The chemistry behind this aroma, though, is far from simple; a complex collection of chemical compounds are responsible, and this graphic takes a look at a selection of these. We’ve taken a look at chemical compounds found in coffee beans previously, but then we were primarily concerned with what causes the bitter notes in the flavour of coffee, as well as looking at some of the more obvious compounds present, such as caffeine. The Aroma of Christmas Trees.
Click to enlarge The aroma of pine trees is one that’s evocative of Christmas; one of the responsible molecules, alpha-pinene, has already been featured on the Chemistry Advent Calendar, but here we take a more detailed look at the chemical constituents of the aroma.

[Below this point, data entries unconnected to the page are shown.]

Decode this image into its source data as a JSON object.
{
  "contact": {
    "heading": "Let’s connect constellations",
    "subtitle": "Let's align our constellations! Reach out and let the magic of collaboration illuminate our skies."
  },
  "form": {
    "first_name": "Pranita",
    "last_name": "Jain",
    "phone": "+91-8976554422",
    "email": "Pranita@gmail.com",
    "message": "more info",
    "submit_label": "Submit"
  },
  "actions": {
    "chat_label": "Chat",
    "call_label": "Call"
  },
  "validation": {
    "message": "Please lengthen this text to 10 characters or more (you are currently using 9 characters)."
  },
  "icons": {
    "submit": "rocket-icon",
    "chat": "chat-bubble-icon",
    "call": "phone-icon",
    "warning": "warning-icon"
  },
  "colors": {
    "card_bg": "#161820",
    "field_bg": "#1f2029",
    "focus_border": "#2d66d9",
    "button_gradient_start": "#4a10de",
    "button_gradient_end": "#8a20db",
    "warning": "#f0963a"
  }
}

One of the most important contributors to the Christmas tree aroma is pinene. Pinene is a compound which occurs naturally as two different isomers: Alpha-pinene, and beta-pinene. The Chemistry of the Odour of Decomposition. Click to Enlarge.

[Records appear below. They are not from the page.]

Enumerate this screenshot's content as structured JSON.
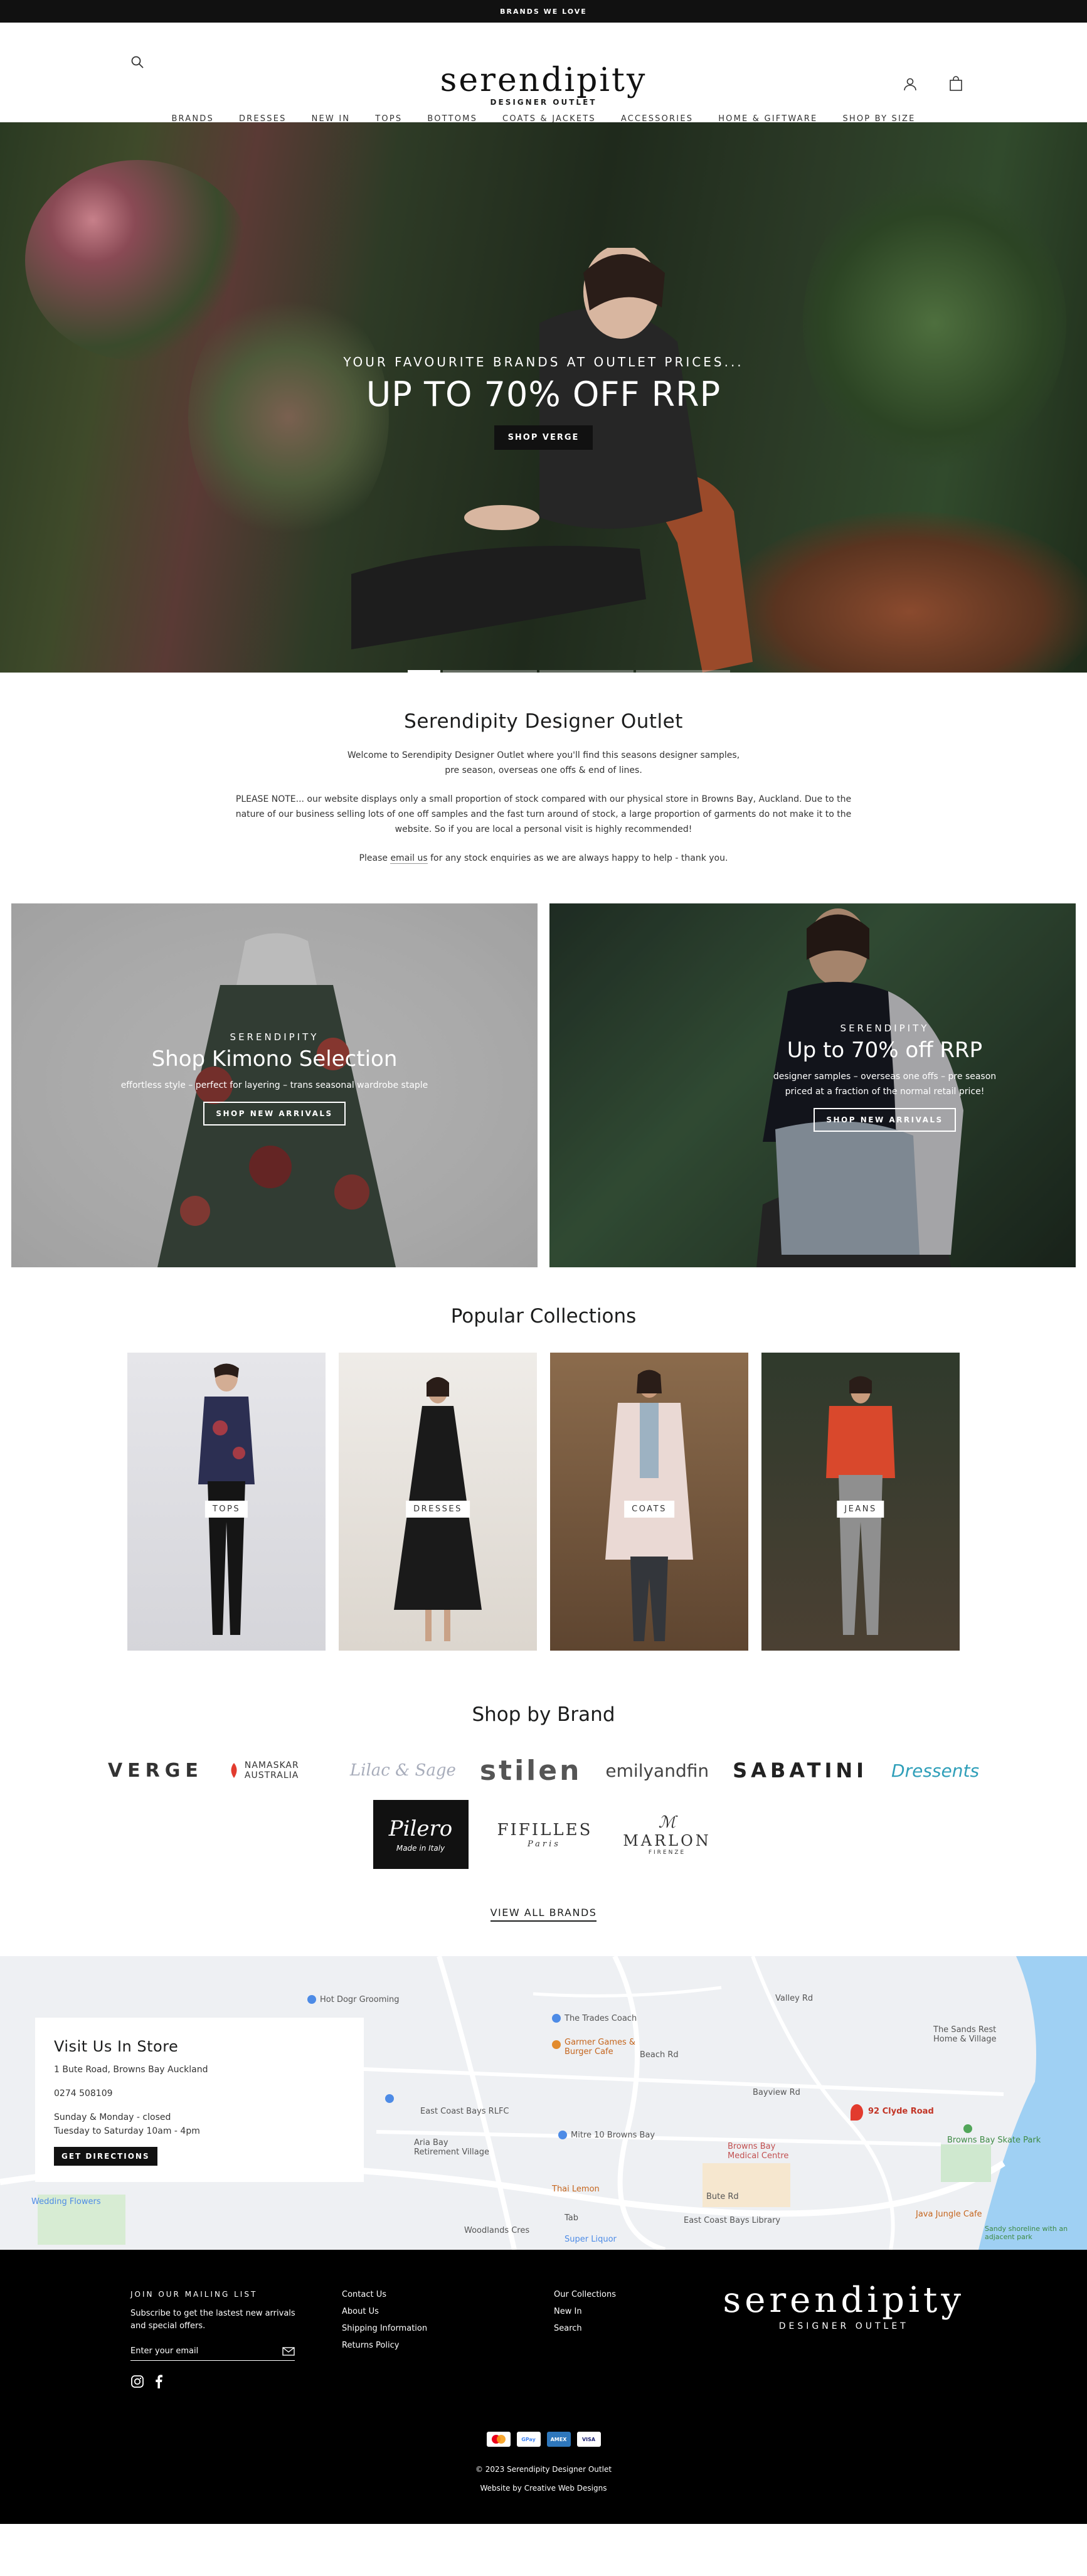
{
  "announcement": "BRANDS WE LOVE",
  "header": {
    "logo_main": "serendipity",
    "logo_sub": "DESIGNER OUTLET",
    "nav": [
      "BRANDS",
      "DRESSES",
      "NEW IN",
      "TOPS",
      "BOTTOMS",
      "COATS & JACKETS",
      "ACCESSORIES",
      "HOME & GIFTWARE",
      "SHOP BY SIZE"
    ]
  },
  "hero": {
    "subtitle": "YOUR FAVOURITE BRANDS AT OUTLET PRICES...",
    "title": "UP TO 70% OFF RRP",
    "button": "SHOP VERGE",
    "slides": 4,
    "active_slide": 1
  },
  "intro": {
    "title": "Serendipity Designer Outlet",
    "p1": "Welcome to Serendipity Designer Outlet where you'll find this seasons designer samples, pre season, overseas one offs & end of lines.",
    "p2": "PLEASE NOTE... our website displays only a small proportion of stock compared with our physical store in Browns Bay, Auckland. Due to the nature of our business selling lots of one off samples and the fast turn around of stock, a large proportion of garments do not make it to the website. So if you are local a personal visit is highly recommended!",
    "p3_before": "Please ",
    "p3_link": "email us",
    "p3_after": " for any stock enquiries as we are always happy to help - thank you."
  },
  "promos": [
    {
      "eyebrow": "SERENDIPITY",
      "title": "Shop Kimono Selection",
      "text": "effortless style – perfect for layering – trans seasonal wardrobe staple",
      "button": "SHOP NEW ARRIVALS"
    },
    {
      "eyebrow": "SERENDIPITY",
      "title": "Up to 70% off RRP",
      "text": "designer samples – overseas one offs – pre season priced at a fraction of the normal retail price!",
      "button": "SHOP NEW ARRIVALS"
    }
  ],
  "collections": {
    "title": "Popular Collections",
    "items": [
      "TOPS",
      "DRESSES",
      "COATS",
      "JEANS"
    ]
  },
  "brands": {
    "title": "Shop by Brand",
    "row1": [
      "VERGE",
      "NAMASKAR AUSTRALIA",
      "Lilac & Sage",
      "stilen",
      "emilyandfin",
      "SABATINI",
      "Dressents"
    ],
    "pilero": "Pilero",
    "pilero_sub": "Made in Italy",
    "fifilles": "FIFILLES",
    "fifilles_sub": "Paris",
    "marlon": "MARLON",
    "marlon_sub": "FIRENZE",
    "view_all": "VIEW ALL BRANDS"
  },
  "map": {
    "title": "Visit Us In Store",
    "address": "1 Bute Road, Browns Bay Auckland",
    "phone": "0274 508109",
    "hours1": "Sunday & Monday - closed",
    "hours2": "Tuesday to Saturday 10am - 4pm",
    "button": "GET DIRECTIONS",
    "labels": {
      "hotdog": "Hot Dogr Grooming",
      "trades": "The Trades Coach",
      "garmer": "Garmer Games & Burger Cafe",
      "sands": "The Sands Rest Home & Village",
      "clyde": "92 Clyde Road",
      "skate": "Browns Bay Skate Park",
      "eastcoast": "East Coast Bays RLFC",
      "aria": "Aria Bay Retirement Village",
      "mitre": "Mitre 10 Browns Bay",
      "medical": "Browns Bay Medical Centre",
      "lemon": "Thai Lemon",
      "library": "East Coast Bays Library",
      "java": "Java Jungle Cafe",
      "beach": "Sandy shoreline with an adjacent park",
      "liquor": "Super Liquor",
      "wedding": "Wedding Flowers",
      "tab": "Tab",
      "bute": "Bute Rd",
      "beachrd": "Beach Rd",
      "valley": "Valley Rd",
      "woodlands": "Woodlands Cres",
      "bayview": "Bayview Rd"
    }
  },
  "footer": {
    "mailing_heading": "JOIN OUR MAILING LIST",
    "mailing_text": "Subscribe to get the lastest new arrivals and special offers.",
    "email_placeholder": "Enter your email",
    "links1": [
      "Contact Us",
      "About Us",
      "Shipping Information",
      "Returns Policy"
    ],
    "links2": [
      "Our Collections",
      "New In",
      "Search"
    ],
    "logo_main": "serendipity",
    "logo_sub": "DESIGNER OUTLET",
    "payments": [
      "MC",
      "GPay",
      "AMEX",
      "VISA"
    ],
    "copyright": "© 2023 Serendipity Designer Outlet",
    "credit": "Website by Creative Web Designs"
  },
  "colors": {
    "black": "#111111",
    "text": "#1c1d1d",
    "accent_red": "#e23b2e"
  }
}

The Chemical Compounds Behind The Smell Of Rain. The Chemical Compounds Behind the Scent of the Sea. The summer holidays are here, which means there’ll soon be crowds flocking to the coast to spend the day at the beach.
The supposed benefits of ‘fresh sea air’ are commonly extolled, but its origins might not be what you think: it’s the chemical compounds produced by algae and seaweed that contribute towards its characteristic smell. Seaweed is one of the more obvious sources of malodorous compounds. It’s commonly seen washed up on the fringes of the sea, and as it decomposes, it can produce gases that contribute to the ‘sea smell’. The principle gas produced is hydrogen sulfide, which is generated via the bacterial breakdown of organic compounds in the seaweed.

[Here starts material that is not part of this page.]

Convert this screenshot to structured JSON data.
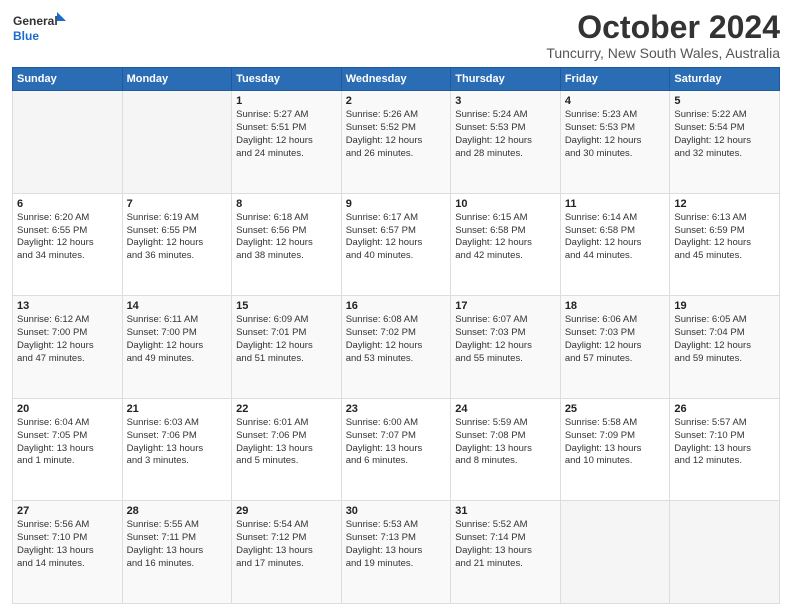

Hydrogen sulfide has an odour commonly described as akin to rotting eggs, and is actually a toxic gas in high concentrations. However, before you start sprinting in terror from seaweed on all future vacations, it’s worth pointing out that, at low concentrations, hydrogen sulfide is harmless. Finally, is sea air good for you? The Chemicals Behind the ‘New Car Smell’ Click to enlarge This graphic comes off the back of a number of requests for it to be added to the ‘Aroma Chemistry’ series.
What Causes the Smell of New & Old Books? Everyone’s familiar with the smell of old books, the weirdly intoxicating scent that haunts libraries and second-hand book stores.
Similarly, who doesn’t enjoy riffling through the pages of a newly purchased book and breathing in the crisp aroma of new paper and freshly printed ink? As with all aromas, the origins can be traced back to a number of chemical constituents, so we can examine the processes and compounds that can contribute to both. As far as the smell of new books goes, it’s actually quite difficult to pinpoint specific compounds, for a number of reasons. Firstly, there seems to be a scarcity of scientific research that’s been carried out on the subject – to be fair, it’s understandable why it might not exactly be high up on the priority list.
Secondly, the variation in the chemicals used to manufacture books also means that it’s an aroma that will vary from book to book. What Causes The Smell of Fresh-Cut Grass? The second in the ‘Aroma Chemistry’ series, this graphic examines the smell of fresh-cut grass.
This is oft-mentioned when discussions of favourite smells come up, so what are the chemical compounds behind it? Grass emits volatile organic compounds normally, even without being cut. Research has shown that the amount of the compounds emitted can vary depending on light intensity and temperature.